On co-dependency in relationships (and how to overcome it)
Co-dependency might best be described as a love addiction. You may be in a great, loving relationship, but when co-dependency creeps in, you start needing each other for all the wrong reasons. These relationships can grow to be very destructive and emotionally exhausting. You end up losing yourself and your sense of self-worth. But it’s all good: there are ways to break the destructive cycle and still keep your love in tact. Here are some common character traits of a co-dependent, and guidelines to help get your relationship on the road to recovery.
You need constant attention from your partner
The truth is, it’s not possible to see them 24/7, and sometimes you may not even see them for a few days, and THAT’S OK. If they really love you, distance will make them miss you more.
Tip: You need to start doing the things you love alone so that you can start enjoying your own company.
Their mood dictates your mood
All moods are temporary. Do not assume that he is in a bad mood because you did something wrong. It’s not always about you. Be there for him if he needs you but give him space so that you can be true to how you feel instead of soaking up the negative energy.
Tip: Put your phone away and don’t dwell on it. Find a healthy activity to distract yourself with.
You can’t make decisions on your own (big or small)
As a co-dependent, it’s very hard to make decisions and pay attention to your own needs. You don’t need to let their desires affect your own. Reclaim your sense of self-worth by allowing yourself to make a decision. It doesn’t matter if it’s the wrong one: it’s the only way we learn.

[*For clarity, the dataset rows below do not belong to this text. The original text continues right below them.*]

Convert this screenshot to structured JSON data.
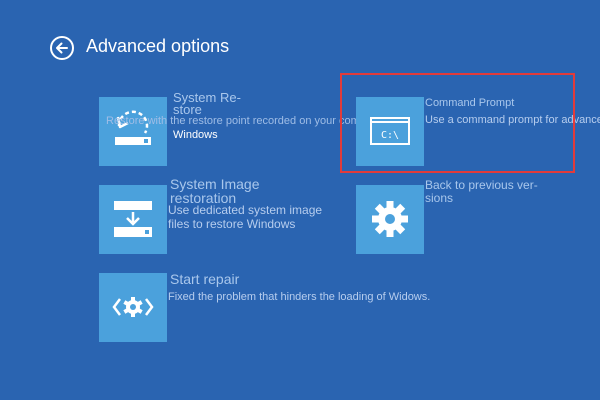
{
  "header": {
    "title": "Advanced options",
    "back_icon": "back-arrow-circle-icon"
  },
  "options": {
    "system_restore": {
      "title_line1": "System Re-",
      "title_line2": "store",
      "description": "Restore with the restore point recorded on your computer",
      "sub": "Windows",
      "icon": "system-restore-icon"
    },
    "command_prompt": {
      "title": "Command Prompt",
      "description": "Use a command prompt for advanced troubleshooting",
      "icon_text": "C:\\",
      "icon": "command-prompt-icon"
    },
    "system_image": {
      "title_line1": "System Image",
      "title_line2": "restoration",
      "desc_line1": "Use dedicated system image",
      "desc_line2": "files to restore Windows",
      "icon": "system-image-icon"
    },
    "previous_version": {
      "title_line1": "Back to previous ver-",
      "title_line2": "sions",
      "icon": "gear-icon"
    },
    "start_repair": {
      "title": "Start repair",
      "description": "Fixed the problem that hinders the loading of Widows.",
      "icon": "repair-icon"
    }
  },
  "colors": {
    "background": "#2a64b1",
    "tile": "#4ba1dc",
    "highlight": "#e23b3b"
  }
}
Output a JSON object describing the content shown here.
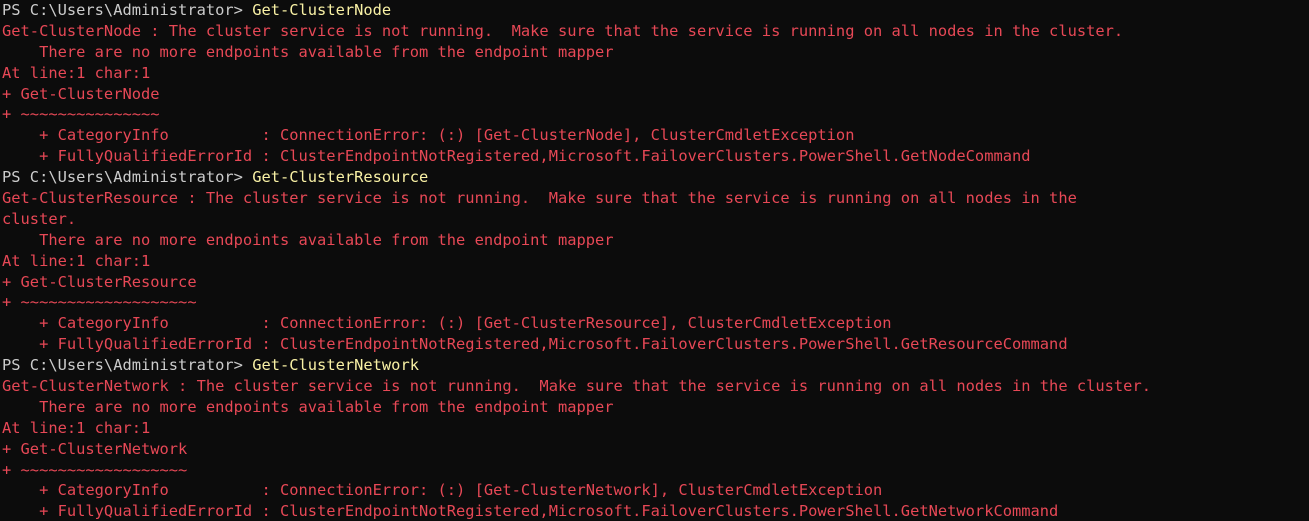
{
  "colors": {
    "background": "#0c0c0c",
    "prompt": "#cccccc",
    "command": "#f9f1a5",
    "error": "#e74856"
  },
  "blocks": [
    {
      "prompt": "PS C:\\Users\\Administrator> ",
      "command": "Get-ClusterNode",
      "errors": [
        "Get-ClusterNode : The cluster service is not running.  Make sure that the service is running on all nodes in the cluster.",
        "    There are no more endpoints available from the endpoint mapper",
        "At line:1 char:1",
        "+ Get-ClusterNode",
        "+ ~~~~~~~~~~~~~~~",
        "    + CategoryInfo          : ConnectionError: (:) [Get-ClusterNode], ClusterCmdletException",
        "    + FullyQualifiedErrorId : ClusterEndpointNotRegistered,Microsoft.FailoverClusters.PowerShell.GetNodeCommand"
      ]
    },
    {
      "prompt": "PS C:\\Users\\Administrator> ",
      "command": "Get-ClusterResource",
      "errors": [
        "Get-ClusterResource : The cluster service is not running.  Make sure that the service is running on all nodes in the",
        "cluster.",
        "    There are no more endpoints available from the endpoint mapper",
        "At line:1 char:1",
        "+ Get-ClusterResource",
        "+ ~~~~~~~~~~~~~~~~~~~",
        "    + CategoryInfo          : ConnectionError: (:) [Get-ClusterResource], ClusterCmdletException",
        "    + FullyQualifiedErrorId : ClusterEndpointNotRegistered,Microsoft.FailoverClusters.PowerShell.GetResourceCommand"
      ]
    },
    {
      "prompt": "PS C:\\Users\\Administrator> ",
      "command": "Get-ClusterNetwork",
      "errors": [
        "Get-ClusterNetwork : The cluster service is not running.  Make sure that the service is running on all nodes in the cluster.",
        "    There are no more endpoints available from the endpoint mapper",
        "At line:1 char:1",
        "+ Get-ClusterNetwork",
        "+ ~~~~~~~~~~~~~~~~~~",
        "    + CategoryInfo          : ConnectionError: (:) [Get-ClusterNetwork], ClusterCmdletException",
        "    + FullyQualifiedErrorId : ClusterEndpointNotRegistered,Microsoft.FailoverClusters.PowerShell.GetNetworkCommand"
      ]
    }
  ]
}
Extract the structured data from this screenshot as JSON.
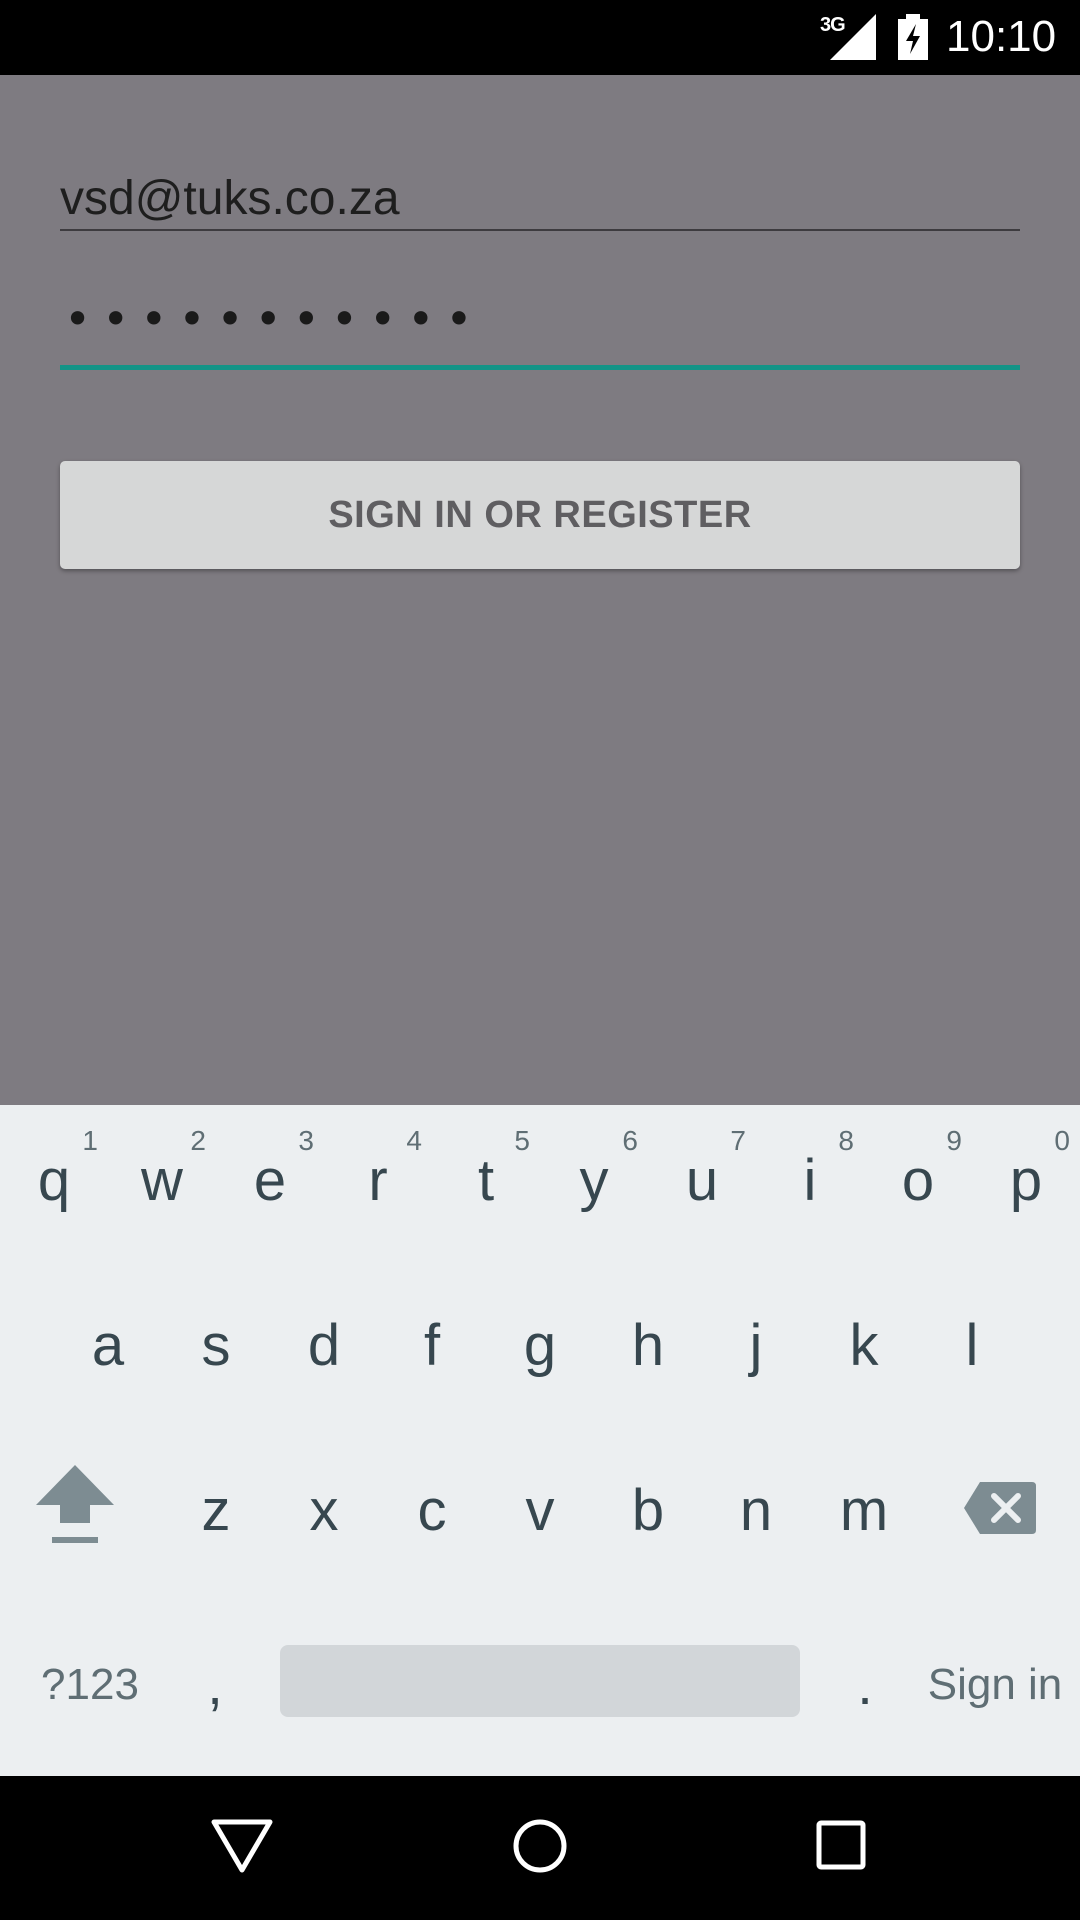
{
  "status_bar": {
    "network": "3G",
    "time": "10:10",
    "icons": [
      "signal-icon",
      "battery-charging-icon"
    ]
  },
  "form": {
    "email_value": "vsd@tuks.co.za",
    "password_mask": "•••••••••••",
    "button_label": "SIGN IN OR REGISTER",
    "accent_color": "#139487"
  },
  "keyboard": {
    "row1": [
      {
        "char": "q",
        "hint": "1"
      },
      {
        "char": "w",
        "hint": "2"
      },
      {
        "char": "e",
        "hint": "3"
      },
      {
        "char": "r",
        "hint": "4"
      },
      {
        "char": "t",
        "hint": "5"
      },
      {
        "char": "y",
        "hint": "6"
      },
      {
        "char": "u",
        "hint": "7"
      },
      {
        "char": "i",
        "hint": "8"
      },
      {
        "char": "o",
        "hint": "9"
      },
      {
        "char": "p",
        "hint": "0"
      }
    ],
    "row2": [
      "a",
      "s",
      "d",
      "f",
      "g",
      "h",
      "j",
      "k",
      "l"
    ],
    "row3": [
      "z",
      "x",
      "c",
      "v",
      "b",
      "n",
      "m"
    ],
    "symbols_label": "?123",
    "comma": ",",
    "period": ".",
    "action_label": "Sign in"
  }
}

Tip: The next time you go out with your partner, pick the place and do all the planning.
You feel abandoned when they makes plans with their friends
It’s normal for your partner to want to spend quality time with their friends. It’s not healthy to spend every single day together. Whenever they’re busy, use it as an opportunity to spend some time with your own friends!
Tip: Learn to balance your time.
You get overly jealous and territorial
You have to trust your partner, and trust that they love you. It’s normal for men and women to interact with other people of the sex(es) they’re attracted to. We aren’t living in the 1800’s.
Tip: Create realistic boundaries on what is OK and what is not.
You feel worthless and angry when they don’t change or listen to you. You focus all your energy and serenity on solving the problems of your partner.
No matter how hard you try, you aren’t going to fix your partner’s life or change them. You can encourage and guide them on the right path, but it’s not your responsibility. We are all on different paths; if they’re not on yours then it’s time to reevaluate how they fit into your life. Fixing them will only delay fixing your soul.
Tip: Talk about the things that are bothering you. Make a decision on accepting the response, or move on with your life.
You pick unnecessary fights and feel as though you need to punish them when they make a mistake
Stop treating them like a criminal if they genuinely aren’t doing anything wrong, because you will lose them. Don’t punish them for the mistakes of others in your past. Do you want to be a prisoner of your own anger? Is this about them, or is it about you?
Tip: Ask yourself: Am I being rational, or irrational? Let it go.
You turn situations that are not in your control into catastrophes. You feel angry, anxious, controlling and obsessive in your relationship
BREATHE, and let it go. Life did not come with a handbook, you create your own. Do not let anger and anxiety rob you of living a meaningful life. When you find yourself consumed with anger and anxiety, try and find something that keeps you calm and happy so that you can rationalize the situation later with a clear mind.
Tip: Watch your favorite TV show, call your friend, play guitar, go for a jog, write, or listen to some Taylor Swift.
This article was written by Salwa El-Boraei.